Wilhelm Wundt is most commonly known as the `father of experimental psychology'. Having created the first laboratory of experimental psychology in Leipzig, Wundt, along with his assistant Oswald Kulpe, promoted the application of the experimental method in psychology. Ironically, from this incomplete perspective, Wundt's psychology could be viewed as being part of the natural sciences or naturwissenschaften and as such, in accordance with the necessity for empirical verification required by a positivist Machian philosophy.
Yet for Wundt, such an approach comprised only one half for the role of psychology as a science. Wundt distinguished between naturwissenschaften, in which psychology concerned itself with the associated physiology by means of experimentation, and geisteswissenschaften which loosely referred to understanding the individual as having subjective experience within a socio-cultural context, most commonly by means of introspection but also through an historical approach. It was this emphasis on psychology as being geisteswissenschaften and not solely a natural science, which meant it's unverifiable, metaphysical nature was incompatible with the positivist perspectives of Kulpe, Titchner and Ebinghaus.
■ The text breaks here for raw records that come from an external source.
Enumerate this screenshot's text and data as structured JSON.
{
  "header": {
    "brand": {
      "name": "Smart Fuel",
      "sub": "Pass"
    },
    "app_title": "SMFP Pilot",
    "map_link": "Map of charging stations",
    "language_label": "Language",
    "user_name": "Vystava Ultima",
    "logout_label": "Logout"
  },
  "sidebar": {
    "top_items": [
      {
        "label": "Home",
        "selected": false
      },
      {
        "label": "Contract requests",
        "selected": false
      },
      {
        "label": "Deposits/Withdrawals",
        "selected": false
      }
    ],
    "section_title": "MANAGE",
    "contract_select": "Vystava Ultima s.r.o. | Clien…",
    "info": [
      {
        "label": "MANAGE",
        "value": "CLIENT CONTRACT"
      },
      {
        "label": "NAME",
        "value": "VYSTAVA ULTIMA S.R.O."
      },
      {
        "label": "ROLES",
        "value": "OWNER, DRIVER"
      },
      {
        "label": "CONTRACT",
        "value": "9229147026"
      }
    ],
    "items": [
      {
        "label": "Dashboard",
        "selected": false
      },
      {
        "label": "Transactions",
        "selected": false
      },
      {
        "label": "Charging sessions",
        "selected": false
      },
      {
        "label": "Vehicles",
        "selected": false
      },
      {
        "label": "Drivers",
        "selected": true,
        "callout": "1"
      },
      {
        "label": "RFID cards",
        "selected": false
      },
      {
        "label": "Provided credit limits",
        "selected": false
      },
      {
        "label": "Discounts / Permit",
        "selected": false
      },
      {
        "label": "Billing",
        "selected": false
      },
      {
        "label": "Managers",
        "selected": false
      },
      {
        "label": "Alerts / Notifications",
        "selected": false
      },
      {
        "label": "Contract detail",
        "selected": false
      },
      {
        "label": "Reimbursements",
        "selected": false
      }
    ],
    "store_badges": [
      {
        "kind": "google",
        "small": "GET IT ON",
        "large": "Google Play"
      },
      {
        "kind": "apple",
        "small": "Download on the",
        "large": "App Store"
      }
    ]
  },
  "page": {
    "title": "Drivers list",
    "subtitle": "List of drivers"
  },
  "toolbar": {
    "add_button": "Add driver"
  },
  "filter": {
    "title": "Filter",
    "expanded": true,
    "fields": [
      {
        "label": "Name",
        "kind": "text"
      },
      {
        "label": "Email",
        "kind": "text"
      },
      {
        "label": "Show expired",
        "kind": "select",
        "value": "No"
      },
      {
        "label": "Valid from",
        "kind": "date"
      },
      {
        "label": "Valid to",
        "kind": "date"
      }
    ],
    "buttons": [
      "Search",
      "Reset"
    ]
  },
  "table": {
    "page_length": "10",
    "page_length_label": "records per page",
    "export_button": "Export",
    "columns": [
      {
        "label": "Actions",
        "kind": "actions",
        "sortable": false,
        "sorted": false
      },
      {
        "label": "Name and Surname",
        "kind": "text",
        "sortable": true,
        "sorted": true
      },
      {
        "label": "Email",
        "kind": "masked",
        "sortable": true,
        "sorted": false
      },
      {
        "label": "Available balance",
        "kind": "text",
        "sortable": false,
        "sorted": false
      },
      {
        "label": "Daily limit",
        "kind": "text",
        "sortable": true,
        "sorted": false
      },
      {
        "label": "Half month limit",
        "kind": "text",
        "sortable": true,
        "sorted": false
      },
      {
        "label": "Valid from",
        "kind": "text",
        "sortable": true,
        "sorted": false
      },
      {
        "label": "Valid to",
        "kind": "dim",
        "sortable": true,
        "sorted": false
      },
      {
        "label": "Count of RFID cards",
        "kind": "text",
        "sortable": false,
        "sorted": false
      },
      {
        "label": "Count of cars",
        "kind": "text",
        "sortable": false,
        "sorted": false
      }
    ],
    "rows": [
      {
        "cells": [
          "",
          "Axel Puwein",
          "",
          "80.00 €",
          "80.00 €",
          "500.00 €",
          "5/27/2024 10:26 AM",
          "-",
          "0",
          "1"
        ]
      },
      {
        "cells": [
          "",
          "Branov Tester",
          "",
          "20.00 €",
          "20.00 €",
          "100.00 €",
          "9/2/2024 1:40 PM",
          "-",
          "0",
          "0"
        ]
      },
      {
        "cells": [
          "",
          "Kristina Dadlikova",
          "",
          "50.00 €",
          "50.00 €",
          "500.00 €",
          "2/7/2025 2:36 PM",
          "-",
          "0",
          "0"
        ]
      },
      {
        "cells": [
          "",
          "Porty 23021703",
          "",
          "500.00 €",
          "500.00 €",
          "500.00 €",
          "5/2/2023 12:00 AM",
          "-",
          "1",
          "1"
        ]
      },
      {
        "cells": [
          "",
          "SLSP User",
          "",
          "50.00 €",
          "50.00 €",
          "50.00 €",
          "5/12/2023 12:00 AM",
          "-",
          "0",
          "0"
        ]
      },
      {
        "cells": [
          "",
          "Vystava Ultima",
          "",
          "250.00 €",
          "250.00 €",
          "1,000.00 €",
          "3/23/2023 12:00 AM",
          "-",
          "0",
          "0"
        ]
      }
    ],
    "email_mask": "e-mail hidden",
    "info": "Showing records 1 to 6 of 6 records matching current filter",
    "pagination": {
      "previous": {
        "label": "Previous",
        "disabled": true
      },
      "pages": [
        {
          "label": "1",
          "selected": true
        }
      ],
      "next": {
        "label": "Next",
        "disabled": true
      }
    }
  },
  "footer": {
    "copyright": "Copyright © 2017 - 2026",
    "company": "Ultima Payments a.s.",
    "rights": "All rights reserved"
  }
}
In his works, Wundt outlined an important distinction between two types of causality; physical and psychic. The former refers to the relationship of the particular elements within a closed physical system, cogs in a machine for example. Crucially, mental phenomena such as subjective sensations are quite distinct, consisting of non-reducible `new values' and `new meanings' occurring in immediate experience. It is such phenomena that require psychic causality which cannot be investigated within a natural-scientific paradigm, because they are not subjectable to such physical laws of causality upon which the framework of natural science is structured.
For the positivists, knowledge (in any meaningful use of the term) was derived from the ability to verify observations in the form of data to provide empirical evidence for a proposed theory. If psychology were to be taken seriously it must therefore be possible to study all aspects both physiological and social by means of this method, or else not at all. Kulpe therefore rejected Wundt's notion of an `experiencing individual' as psychical with subjective processes (what we might now term `qualia') and instead conceived of the individual as a biological organism consisting of the physiological processes from which experience arose and thus could be experimentally investigated.
As well as the contrasting views between Wundt and the positivists on mental phenomena, its ontology and how it could be investigated, there were clearly two diverging views on what it meant for a subject to be a science. According to the philosophies of Avenaruis and Mach, by whom Kulpe and the later positivists were influenced, the key purpose of science was to generate `observations and descriptions' which could provide the `most economical summary of our experiences.' As such, there was a great emphasis on the unity of science with the various sciences being arrange in a hierarchical fashion, the most abstract, physics, at the top. At any point on the hierarchy, we should attempt to explain the observations and their functional relationships in the most economical way possible; that is, at the most abstract level. As such psychological phenomena should be reduced to physiological explanations.
This meant that the dualism Wundt placed on psychology as naturwissenschaften and as geisteswissenschaften would not adhere to the kind of positivist perspective requiring one (i.e. the latter) to be explained in terms of the other. In stark contrast with the positivists, Wundt argued that one set of sciences, for example those investigating subjective psychical causality, could not be explained in terms of the other, for example, those investigating the physics and physiology of psychology.
The tension seen between the emerging positivist paradigm and Wundt's emphasis on the apparent subjectivity of mental phenomena is somewhat analogous to that of contemporary debates with regards to philosophy of mind between, for example, Dennett and Chalmers. Such friction arises due to the required objectivity of the scientific method (in our case Popper's falsificationism, in Wundt's case, positivism) and the ontology of the subject matter being investigated. Based on the previous success of the current reductionist paradigm, scholars such as Dennett and Churchland attempt to apply such an approach to mental life purely because they believe it is the only way to advance scientific (and therefore meaningful) knowledge. Yet as pointed out by Chalmers, the cost of retaining the current methodological framework means explaining away mental phenomena in order to make it fit. In both cases, the ideas of Wundt and Chalmers were challenged because they did not allow compatibility between studying subjective mental phenomena within the prevailing paradigm.
Essentially, Wundt's ideas were incompatible with a positivist approach to psychology because the positivist need for verification of observable facts could not be reconciled with Wundt's claim for the apparent existence of subjective mental phenomena not open to such empiricism. One hundred and fifty years since Wudnt, four hundred years since Descartes, a vast array of technological, scientific and philosophical advances and the mind-body problem is as relevant as ever.